October 4, 1956
Transcribed by Mary Knight
SMITH REUNION HELD SUNDAY
About 100 members of the Smith family and their friends met at the home of Milford Smith on last Sunday in an all-day gathering. The purpose of the meeting as a sort of "get-together" to honor Elder and Mrs. Henry Smith, who have spent about five years in Japan and to which country they are to return in a few weeks. Brother Smith is son of Milford and has been a missionary to Japan for some years. He and Mrs. Smith came home on "furlough" nearly a year ago. He has visited many churches in various parts of the United States since his return, including Texas, Louisiana, Oklahoma, Kentucky, North Carolina and perhaps other states. He found quite a lot of encouragement toward his work as a "direct missionary."
Milford Smith has three sons in the ministry, the other two being Elder Levie Smith, of Lafayette; and Raymond Smith of Davidson County, who has lately entered the work of the ministry. Milford Smith is the son of "Tip" Smith, born on Peyton's Creek in the year 1841, the son of Allen Smith and his wife, Mary Wilburn Smith, commonly known as Polly Ann Smith. We do not know the name of the father of Allen Smith. He had the following children by Polly Ann: Thomas M. Smith, born 1827, and married Sally Ann Beasley; John H Smith, born in 1832; Robert A. Smith, born in 1836, and later removed to Kentucky; Mary E. Smith, born in 1839 and married Watt Toney; William Henry Smith, commonly known as "Tip" Smith, the grandfather of the three young ministers above mentioned; and Daniel H. Smith, born in 1844, and we have no additional information.

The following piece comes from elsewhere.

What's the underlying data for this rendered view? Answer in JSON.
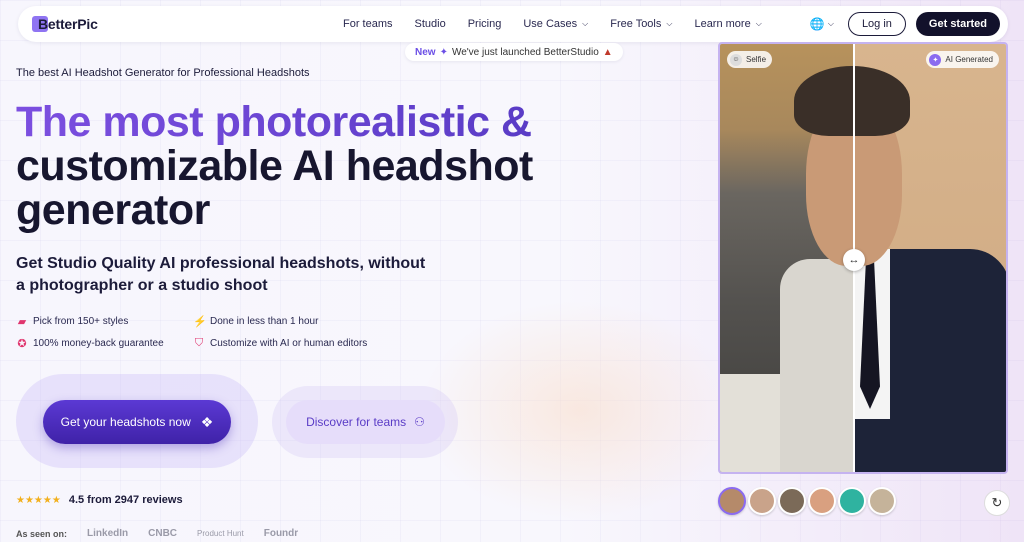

Elder Daniel Smith came out of Chatham County, North Carolina, in 1811 to Middle Tennessee, when he was 19 years of age. He fought in the War of 1812, being under Jackson at the battle of New Orleans. He is presumed to have lived in his early married life on Peyton's Creek, not far from the present Monoville. But we do not know positively whom he married, but some say he married first Mazie Mashburn. In looking back through the census records for Smith County for 1820, clear down to 1850, we fail to find even one Mashburn family named. So we are left in doubt as to whom he married the first time. His second wife is said to have been a Halliburton.
One of the sons of the first marriage was Daniel Wiseman Smith, who became perhaps the greatest Baptist preacher Smith County, Tenn., ever produced. He died in September, 1893, at Union Camp, Macon County, being then 79 years of age. He was born in Robertson County, so it may be that the Mashurn, above referred to, was a Robertson lady. This would account for the fact that there is no mention of the Mashburn family in the census records of Smith County prior to 1850.
Exactly what the connection between the Allen Smith family aboved-mentioned, and the Daniel Wiseman Smith family was, we have not been able thus far to learn. There is still another branch of the Smith family, that of the descendants of Malcolm Smith, of whom we propose to write shortly and at greater length.
It may be added that on Sunday a big dinner was enjoyed by all those in attendance at the Smith reunion. Brother Henry Smith, in whose honor the meeting was largely held, is preparing to leave for his return trip to Japan early next month. Elder Frank Carr, who is largely in charge of the church work Brother Smith left to come home on furlough, is expected to come home for a visit to our churches in these parts and to visit his parents and other loved ones in the home land.